The planet appears to be a barren waste. Full of desert and it features an empty mining community. With no sign of where the miners are or where they went, the group begin outfitting a smaller spaceship  to escape this alien planet with three suns. As the “law-abiding” members of the crash keep an eye out for Riddick and try to move supplies a solar eclipse cuts off all the light from all three suns.

The dark is full of death and danger and it will be the longest and last eclipse that many of them will face.

The planet before the eclipse.
The planet before the eclipse.

The Device:

The planet with three suns has an eclipse that allows carnivorous creatures access to the planet’s surface. Riddick has had his eyes “polished” by a doctor to enable him to see in the dark.

The Twist:

Riddick becomes the group’s reluctant saviour along with the pilot Frye.

The Characters:

Vin Diesel
Radha Mitchell
Cole Hauser
Keith David
Lewis Fitz-Gerald
Claudia Black
Rhiana Griffith
John Moore
Simon Burke
Les Chantery
Sam Sari
Firass Dirani
Ric Anderson
Vic Wilson

*Cast list courtesy of IMDb*

It has to be said that every actor in this film performs brilliantly. Whether this is down to the cachet of talent that had been cast or whether it’s down to the writing of the characters, they all shine in this film. The dialogue as written by Twohy and co is snappy, funny, and ironic. Riddick has the best lines obviously, but Frye also has her fair share of pithy remarks as well.

Out of all the characters, Riddick, Fry and Johns have the best character arcs and their interactions are a treat to behold. But one of my favourite characters was Jack, who has such a case of hero-worship for Riddick that it’s truly funny and touching. But as I said, all the actors knocked it out of the park in this intimate small cast film.

The Verdict:

For it’s time this was a kick-ass movie that entertained and kept you on the edge of your seat. The CGI on the creatures was brilliant and the whole thing was impressive in its presentation and its originality. It made  household names of Vin Diesel and Radha Mitchell and it was only Twohy’s third time at bat as a director.

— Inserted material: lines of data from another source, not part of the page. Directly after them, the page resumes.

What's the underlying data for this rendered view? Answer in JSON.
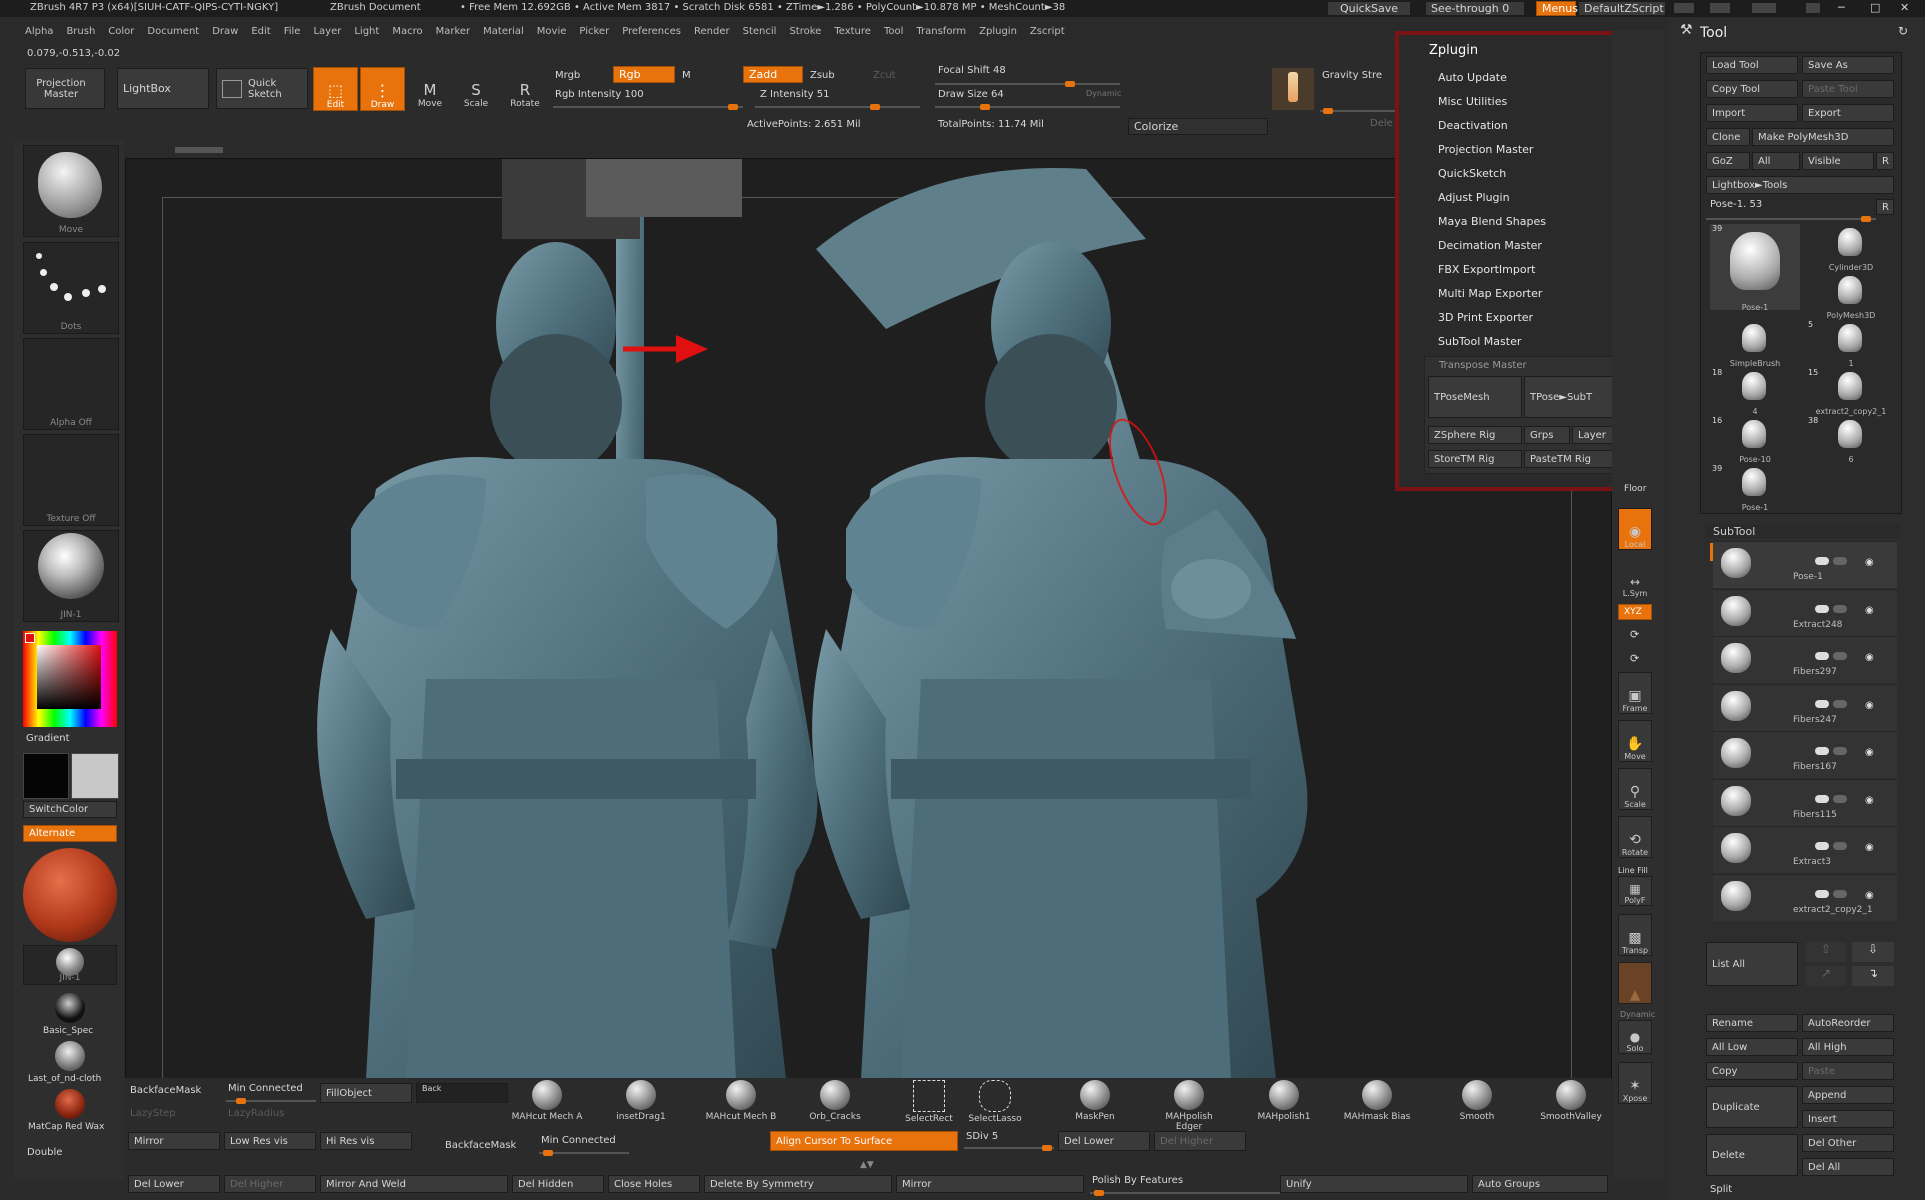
{
  "titlebar": {
    "app_title": "ZBrush 4R7 P3 (x64)[SIUH-CATF-QIPS-CYTI-NGKY]",
    "doc_title": "ZBrush Document",
    "stats": "• Free Mem 12.692GB • Active Mem 3817 • Scratch Disk 6581 • ZTime►1.286 • PolyCount►10.878 MP • MeshCount►38",
    "quicksave": "QuickSave",
    "seethrough": "See-through  0",
    "menus": "Menus",
    "defaultzscript": "DefaultZScript"
  },
  "menubar": [
    "Alpha",
    "Brush",
    "Color",
    "Document",
    "Draw",
    "Edit",
    "File",
    "Layer",
    "Light",
    "Macro",
    "Marker",
    "Material",
    "Movie",
    "Picker",
    "Preferences",
    "Render",
    "Stencil",
    "Stroke",
    "Texture",
    "Tool",
    "Transform",
    "Zplugin",
    "Zscript"
  ],
  "coords": "0.079,-0.513,-0.02",
  "toolbar": {
    "projection_master": "Projection Master",
    "lightbox": "LightBox",
    "quick_sketch": "Quick Sketch",
    "edit": "Edit",
    "draw": "Draw",
    "move": "Move",
    "scale": "Scale",
    "rotate": "Rotate",
    "mrgb": "Mrgb",
    "rgb": "Rgb",
    "m": "M",
    "zadd": "Zadd",
    "zsub": "Zsub",
    "zcut": "Zcut",
    "rgb_intensity": "Rgb Intensity 100",
    "z_intensity": "Z Intensity 51",
    "focal_shift": "Focal Shift 48",
    "draw_size": "Draw Size 64",
    "dynamic": "Dynamic",
    "active_points": "ActivePoints: 2.651 Mil",
    "total_points": "TotalPoints: 11.74 Mil",
    "colorize": "Colorize",
    "gravity": "Gravity Stre",
    "dele": "Dele"
  },
  "left_shelf": {
    "move": "Move",
    "dots": "Dots",
    "alpha_off": "Alpha  Off",
    "texture_off": "Texture  Off",
    "jin1_top": "JIN-1",
    "gradient": "Gradient",
    "switchcolor": "SwitchColor",
    "alternate": "Alternate",
    "jin1_bottom": "JIN-1",
    "basic_spec": "Basic_Spec",
    "last_cloth": "Last_of_nd-cloth",
    "matcap_red": "MatCap  Red  Wax",
    "double": "Double"
  },
  "zplugin": {
    "title": "Zplugin",
    "items": [
      "Auto Update",
      "Misc Utilities",
      "Deactivation",
      "Projection Master",
      "QuickSketch",
      "Adjust Plugin",
      "Maya Blend Shapes",
      "Decimation Master",
      "FBX ExportImport",
      "Multi Map Exporter",
      "3D Print Exporter",
      "SubTool Master"
    ],
    "transpose_master": "Transpose Master",
    "tposemesh": "TPoseMesh",
    "tpose_subt": "TPose►SubT",
    "zsphere_rig": "ZSphere Rig",
    "grps": "Grps",
    "layer": "Layer",
    "storetm_rig": "StoreTM Rig",
    "pastetm_rig": "PasteTM Rig"
  },
  "right_shelf": {
    "floor": "Floor",
    "local": "Local",
    "lsym": "L.Sym",
    "xyz": "XYZ",
    "frame": "Frame",
    "move": "Move",
    "scale": "Scale",
    "rotate": "Rotate",
    "linefill": "Line Fill",
    "polyf": "PolyF",
    "transp": "Transp",
    "dynamic": "Dynamic",
    "solo": "Solo",
    "xpose": "Xpose"
  },
  "tool_panel": {
    "title": "Tool",
    "load_tool": "Load Tool",
    "save_as": "Save As",
    "copy_tool": "Copy Tool",
    "paste_tool": "Paste Tool",
    "import": "Import",
    "export": "Export",
    "clone": "Clone",
    "make_polymesh": "Make PolyMesh3D",
    "goz": "GoZ",
    "all": "All",
    "visible": "Visible",
    "r": "R",
    "lightbox_tools": "Lightbox►Tools",
    "pose_slider": "Pose-1. 53",
    "thumbs": [
      {
        "count": "39",
        "name": "Pose-1"
      },
      {
        "count": "",
        "name": "Cylinder3D"
      },
      {
        "count": "",
        "name": "PolyMesh3D"
      },
      {
        "count": "",
        "name": "SimpleBrush"
      },
      {
        "count": "5",
        "name": "1"
      },
      {
        "count": "18",
        "name": "4"
      },
      {
        "count": "15",
        "name": "extract2_copy2_1"
      },
      {
        "count": "16",
        "name": "Pose-10"
      },
      {
        "count": "38",
        "name": "6"
      },
      {
        "count": "39",
        "name": "Pose-1"
      }
    ],
    "subtool_title": "SubTool",
    "subtools": [
      "Pose-1",
      "Extract248",
      "Fibers297",
      "Fibers247",
      "Fibers167",
      "Fibers115",
      "Extract3",
      "extract2_copy2_1"
    ],
    "list_all": "List  All",
    "rename": "Rename",
    "autoreorder": "AutoReorder",
    "all_low": "All  Low",
    "all_high": "All  High",
    "copy": "Copy",
    "paste": "Paste",
    "append": "Append",
    "duplicate": "Duplicate",
    "insert": "Insert",
    "delete": "Delete",
    "del_other": "Del  Other",
    "del_all": "Del  All",
    "split": "Split"
  },
  "bottom": {
    "backfacemask": "BackfaceMask",
    "min_connected": "Min Connected",
    "fillobject": "FillObject",
    "back": "Back",
    "lazystep": "LazyStep",
    "lazyradius": "LazyRadius",
    "mirror": "Mirror",
    "low_res_vis": "Low Res vis",
    "hi_res_vis": "Hi Res vis",
    "backfacemask2": "BackfaceMask",
    "min_connected2": "Min Connected",
    "align_cursor": "Align Cursor To Surface",
    "sdiv": "SDiv 5",
    "del_lower": "Del Lower",
    "del_higher": "Del Higher",
    "del_lower2": "Del Lower",
    "del_higher2": "Del Higher",
    "mirror_weld": "Mirror And Weld",
    "del_hidden": "Del Hidden",
    "close_holes": "Close Holes",
    "delete_sym": "Delete By Symmetry",
    "mirror2": "Mirror",
    "polish_features": "Polish By Features",
    "unify": "Unify",
    "auto_groups": "Auto Groups",
    "brushes": [
      "MAHcut  Mech  A",
      "insetDrag1",
      "MAHcut  Mech  B",
      "Orb_Cracks",
      "SelectRect",
      "SelectLasso",
      "MaskPen",
      "MAHpolish  Edger",
      "MAHpolish1",
      "MAHmask  Bias",
      "Smooth",
      "SmoothValley"
    ]
  },
  "colors": {
    "accent": "#e8720c",
    "panel": "#2e2e2e",
    "canvas": "#1f1f1f",
    "model": "#5b7d89",
    "annotation": "#e01010"
  }
}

A great entertaining Science Fiction, Thriller, Horror Action film that does not disappoint and one that can be watched again and again and again. I’d give it a solid 5 out of 5 stars just for having a powerful female character in Fry the pilot and for the decision to use Radha Mitchell.

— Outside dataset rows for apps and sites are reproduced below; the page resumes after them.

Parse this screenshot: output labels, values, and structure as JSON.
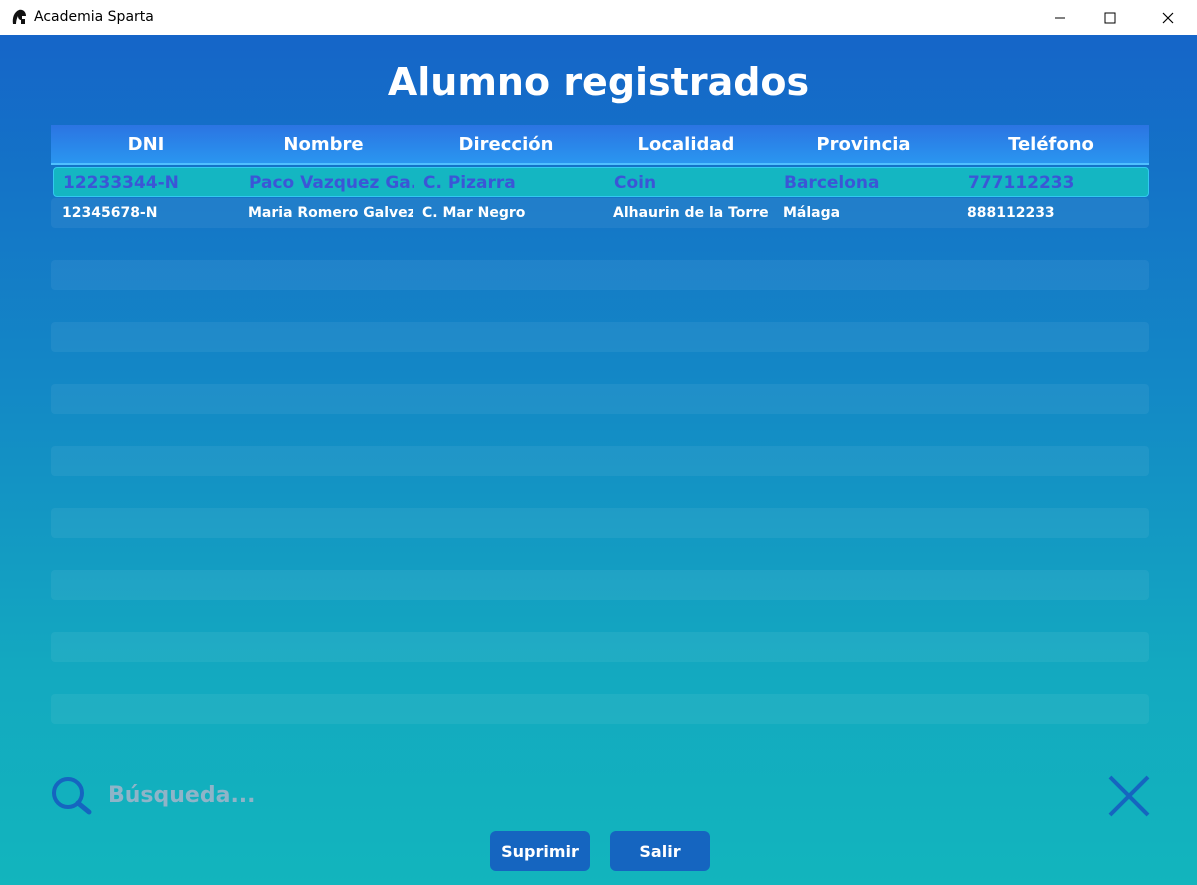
{
  "window": {
    "title": "Academia Sparta",
    "icon": "spartan-helmet-icon"
  },
  "page": {
    "title": "Alumno registrados"
  },
  "table": {
    "columns": [
      "DNI",
      "Nombre",
      "Dirección",
      "Localidad",
      "Provincia",
      "Teléfono"
    ],
    "rows": [
      [
        "12233344-N",
        "Paco Vazquez Ga...",
        "C. Pizarra",
        "Coin",
        "Barcelona",
        "777112233"
      ],
      [
        "12345678-N",
        "Maria Romero Galvez",
        "C. Mar Negro",
        "Alhaurin de la Torre",
        "Málaga",
        "888112233"
      ]
    ],
    "selected_row": 0
  },
  "search": {
    "placeholder": "Búsqueda...",
    "value": ""
  },
  "buttons": {
    "suprimir": "Suprimir",
    "salir": "Salir"
  },
  "colors": {
    "accent": "#1565c0",
    "selected_text": "#3b56d6",
    "selected_bg": "#14b6c2"
  }
}
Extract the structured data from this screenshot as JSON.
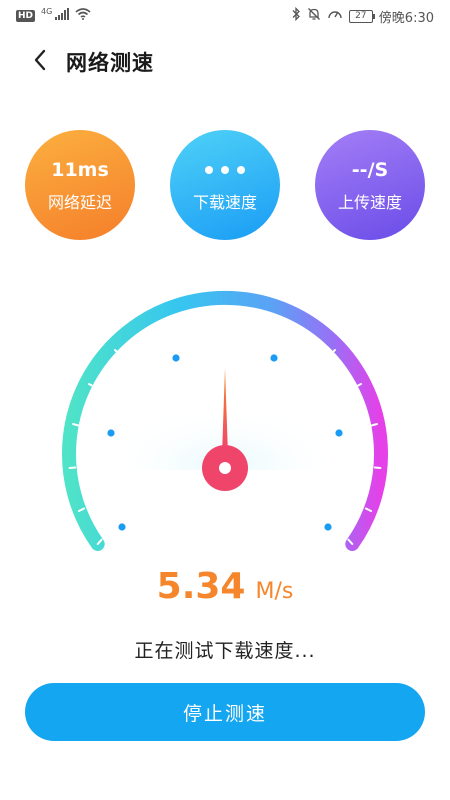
{
  "status_bar": {
    "hd": "HD",
    "network": "4G",
    "battery": "27",
    "time": "傍晚6:30"
  },
  "header": {
    "title": "网络测速",
    "back_icon": "chevron-left-icon"
  },
  "metrics": {
    "latency": {
      "value": "11ms",
      "label": "网络延迟"
    },
    "download": {
      "label": "下载速度"
    },
    "upload": {
      "value": "--/S",
      "label": "上传速度"
    }
  },
  "result": {
    "value": "5.34",
    "unit": "M/s",
    "status": "正在测试下载速度..."
  },
  "actions": {
    "stop_label": "停止测速"
  },
  "colors": {
    "accent": "#15a6f1",
    "speed_text": "#f5862b",
    "latency_grad": [
      "#fbb040",
      "#f57e2a"
    ],
    "download_grad": [
      "#4fd2f7",
      "#1a9cf5"
    ],
    "upload_grad": [
      "#a47ff6",
      "#6a4ce8"
    ],
    "needle_hub": "#f0456b"
  }
}
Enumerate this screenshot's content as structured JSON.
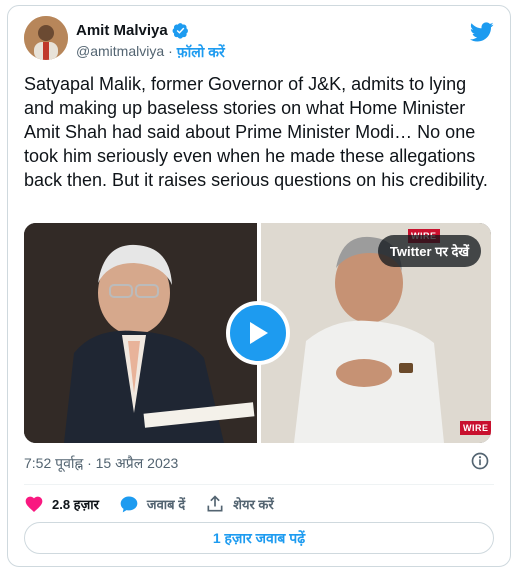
{
  "author": {
    "name": "Amit Malviya",
    "handle": "@amitmalviya",
    "separator": "·",
    "follow_label": "फ़ॉलो करें"
  },
  "tweet": {
    "text": "Satyapal Malik, former Governor of J&K, admits to lying and making up baseless stories on what Home Minister Amit Shah had said about Prime Minister Modi… No one took him seriously even when he made these allegations back then. But it raises serious questions on his credibility."
  },
  "media": {
    "overlay_label": "Twitter पर देखें",
    "brand_top": "WIRE",
    "brand_bottom": "WIRE"
  },
  "timestamp": "7:52 पूर्वाह्न · 15 अप्रैल 2023",
  "actions": {
    "likes_count": "2.8 हज़ार",
    "reply_label": "जवाब दें",
    "share_label": "शेयर करें"
  },
  "read_replies_label": "1 हज़ार जवाब पढ़ें",
  "colors": {
    "accent": "#1d9bf0",
    "like": "#f91880",
    "text": "#0f1419",
    "muted": "#536471",
    "border": "#cfd9de"
  },
  "icons": [
    "verified-badge-icon",
    "twitter-bird-icon",
    "play-icon",
    "info-icon",
    "heart-icon",
    "reply-icon",
    "share-icon"
  ]
}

Neat Fact:

Pitch Black opens with Riddick talking about cyro-stasis. Avatar opens with Jake Sully talking about cyro-stasis.

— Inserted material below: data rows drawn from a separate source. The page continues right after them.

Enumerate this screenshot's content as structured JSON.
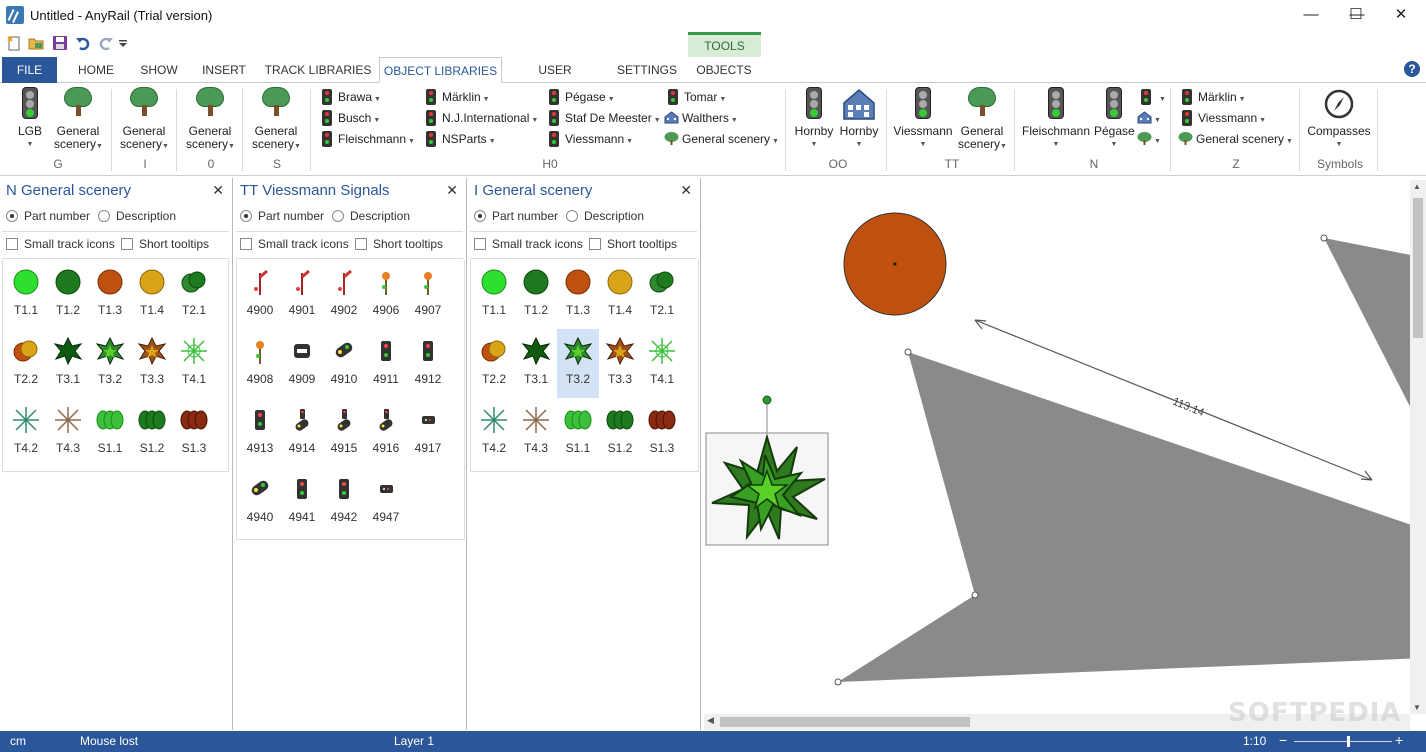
{
  "window": {
    "title": "Untitled - AnyRail (Trial version)",
    "minimize": "—",
    "maximize": "☐",
    "close": "✕"
  },
  "contextual_tab": "TOOLS",
  "tabs": [
    "FILE",
    "HOME",
    "SHOW",
    "INSERT",
    "TRACK LIBRARIES",
    "OBJECT LIBRARIES",
    "USER OBJECTS",
    "SETTINGS",
    "OBJECTS"
  ],
  "active_tab": "OBJECT LIBRARIES",
  "ribbon": {
    "g": {
      "lgb": "LGB",
      "general": [
        "General",
        "scenery"
      ],
      "group": "G"
    },
    "i": {
      "general": [
        "General",
        "scenery"
      ],
      "group": "I"
    },
    "zero": {
      "general": [
        "General",
        "scenery"
      ],
      "group": "0"
    },
    "s": {
      "general": [
        "General",
        "scenery"
      ],
      "group": "S"
    },
    "h0": {
      "col1": [
        "Brawa",
        "Busch",
        "Fleischmann"
      ],
      "col2": [
        "Märklin",
        "N.J.International",
        "NSParts"
      ],
      "col3": [
        "Pégase",
        "Staf De Meester",
        "Viessmann"
      ],
      "col4": [
        "Tomar",
        "Walthers",
        "General scenery"
      ],
      "group": "H0"
    },
    "oo": {
      "a": "Hornby",
      "b": "Hornby",
      "group": "OO"
    },
    "tt": {
      "a": "Viessmann",
      "general": [
        "General",
        "scenery"
      ],
      "group": "TT"
    },
    "n": {
      "a": "Fleischmann",
      "b": "Pégase",
      "group": "N"
    },
    "z": {
      "items": [
        "Märklin",
        "Viessmann",
        "General scenery"
      ],
      "group": "Z"
    },
    "symbols": {
      "compasses": "Compasses",
      "group": "Symbols"
    }
  },
  "panels": [
    {
      "title": "N General scenery",
      "part_number": "Part number",
      "description": "Description",
      "small_icons": "Small track icons",
      "short_tooltips": "Short tooltips",
      "items": [
        "T1.1",
        "T1.2",
        "T1.3",
        "T1.4",
        "T2.1",
        "T2.2",
        "T3.1",
        "T3.2",
        "T3.3",
        "T4.1",
        "T4.2",
        "T4.3",
        "S1.1",
        "S1.2",
        "S1.3"
      ]
    },
    {
      "title": "TT Viessmann Signals",
      "part_number": "Part number",
      "description": "Description",
      "small_icons": "Small track icons",
      "short_tooltips": "Short tooltips",
      "items": [
        "4900",
        "4901",
        "4902",
        "4906",
        "4907",
        "4908",
        "4909",
        "4910",
        "4911",
        "4912",
        "4913",
        "4914",
        "4915",
        "4916",
        "4917",
        "4940",
        "4941",
        "4942",
        "4947"
      ]
    },
    {
      "title": "I General scenery",
      "part_number": "Part number",
      "description": "Description",
      "small_icons": "Small track icons",
      "short_tooltips": "Short tooltips",
      "items": [
        "T1.1",
        "T1.2",
        "T1.3",
        "T1.4",
        "T2.1",
        "T2.2",
        "T3.1",
        "T3.2",
        "T3.3",
        "T4.1",
        "T4.2",
        "T4.3",
        "S1.1",
        "S1.2",
        "S1.3"
      ],
      "selected": "T3.2"
    }
  ],
  "canvas": {
    "dimension": "113.14"
  },
  "status": {
    "unit": "cm",
    "mouse": "Mouse lost",
    "layer": "Layer 1",
    "scale": "1:10",
    "zoom_minus": "−",
    "zoom_plus": "+"
  },
  "watermark": "SOFTPEDIA",
  "colors": {
    "accent": "#2b579a",
    "tools_green": "#3a9a46",
    "selection": "#d4e2f5"
  }
}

Riddick invading Frye's personal space.
Riddick invading Frye’s personal space.